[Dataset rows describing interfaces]

<<<<

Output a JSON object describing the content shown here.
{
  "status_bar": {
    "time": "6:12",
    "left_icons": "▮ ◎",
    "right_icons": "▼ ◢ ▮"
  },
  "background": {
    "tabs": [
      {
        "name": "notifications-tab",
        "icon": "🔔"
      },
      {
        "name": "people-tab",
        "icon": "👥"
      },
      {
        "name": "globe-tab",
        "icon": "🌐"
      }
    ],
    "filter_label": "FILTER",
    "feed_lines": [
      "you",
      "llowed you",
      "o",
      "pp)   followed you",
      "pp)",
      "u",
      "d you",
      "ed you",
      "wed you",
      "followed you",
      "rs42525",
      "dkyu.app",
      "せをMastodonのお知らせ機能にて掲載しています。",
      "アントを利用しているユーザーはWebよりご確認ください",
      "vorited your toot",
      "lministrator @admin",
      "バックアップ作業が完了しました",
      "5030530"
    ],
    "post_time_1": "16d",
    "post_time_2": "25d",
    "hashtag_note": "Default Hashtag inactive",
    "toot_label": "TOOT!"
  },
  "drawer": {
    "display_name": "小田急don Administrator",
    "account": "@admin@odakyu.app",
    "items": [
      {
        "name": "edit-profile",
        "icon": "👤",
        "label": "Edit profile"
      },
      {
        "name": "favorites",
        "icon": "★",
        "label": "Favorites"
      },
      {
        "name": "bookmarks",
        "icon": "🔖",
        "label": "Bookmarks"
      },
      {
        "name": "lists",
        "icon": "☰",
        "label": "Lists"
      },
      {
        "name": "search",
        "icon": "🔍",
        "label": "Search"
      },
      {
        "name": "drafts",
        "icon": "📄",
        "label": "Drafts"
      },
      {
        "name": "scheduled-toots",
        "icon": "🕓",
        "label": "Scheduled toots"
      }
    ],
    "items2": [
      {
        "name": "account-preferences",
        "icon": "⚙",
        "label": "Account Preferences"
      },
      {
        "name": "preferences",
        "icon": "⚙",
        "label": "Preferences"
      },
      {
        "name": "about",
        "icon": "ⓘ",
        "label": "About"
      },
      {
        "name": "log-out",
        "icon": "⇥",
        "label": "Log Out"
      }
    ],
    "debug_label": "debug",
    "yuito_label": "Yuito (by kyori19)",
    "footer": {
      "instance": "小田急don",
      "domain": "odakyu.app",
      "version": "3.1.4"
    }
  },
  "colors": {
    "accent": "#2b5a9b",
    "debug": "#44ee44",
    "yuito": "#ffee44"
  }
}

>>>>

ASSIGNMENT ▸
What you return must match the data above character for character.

PROBLEM SOLUTION ▸
Output a JSON object describing the content shown here.
{
  "status_bar": {
    "time": "6:12",
    "left_icons": "▮ ◎",
    "right_icons": "▼ ◢ ▮"
  },
  "background": {
    "tabs": [
      {
        "name": "notifications-tab",
        "icon": "🔔"
      },
      {
        "name": "people-tab",
        "icon": "👥"
      },
      {
        "name": "globe-tab",
        "icon": "🌐"
      }
    ],
    "filter_label": "FILTER",
    "feed_lines": [
      "you",
      "llowed you",
      "o",
      "pp)   followed you",
      "pp)",
      "u",
      "d you",
      "ed you",
      "wed you",
      "followed you",
      "rs42525",
      "dkyu.app",
      "せをMastodonのお知らせ機能にて掲載しています。",
      "アントを利用しているユーザーはWebよりご確認ください",
      "vorited your toot",
      "lministrator @admin",
      "バックアップ作業が完了しました",
      "5030530"
    ],
    "post_time_1": "16d",
    "post_time_2": "25d",
    "hashtag_note": "Default Hashtag inactive",
    "toot_label": "TOOT!"
  },
  "drawer": {
    "display_name": "小田急don Administrator",
    "account": "@admin@odakyu.app",
    "items": [
      {
        "name": "edit-profile",
        "icon": "👤",
        "label": "Edit profile"
      },
      {
        "name": "favorites",
        "icon": "★",
        "label": "Favorites"
      },
      {
        "name": "bookmarks",
        "icon": "🔖",
        "label": "Bookmarks"
      },
      {
        "name": "lists",
        "icon": "☰",
        "label": "Lists"
      },
      {
        "name": "search",
        "icon": "🔍",
        "label": "Search"
      },
      {
        "name": "drafts",
        "icon": "📄",
        "label": "Drafts"
      },
      {
        "name": "scheduled-toots",
        "icon": "🕓",
        "label": "Scheduled toots"
      }
    ],
    "items2": [
      {
        "name": "account-preferences",
        "icon": "⚙",
        "label": "Account Preferences"
      },
      {
        "name": "preferences",
        "icon": "⚙",
        "label": "Preferences"
      },
      {
        "name": "about",
        "icon": "ⓘ",
        "label": "About"
      },
      {
        "name": "log-out",
        "icon": "⇥",
        "label": "Log Out"
      }
    ],
    "debug_label": "debug",
    "yuito_label": "Yuito (by kyori19)",
    "footer": {
      "instance": "小田急don",
      "domain": "odakyu.app",
      "version": "3.1.4"
    }
  },
  "colors": {
    "accent": "#2b5a9b",
    "debug": "#44ee44",
    "yuito": "#ffee44"
  }
}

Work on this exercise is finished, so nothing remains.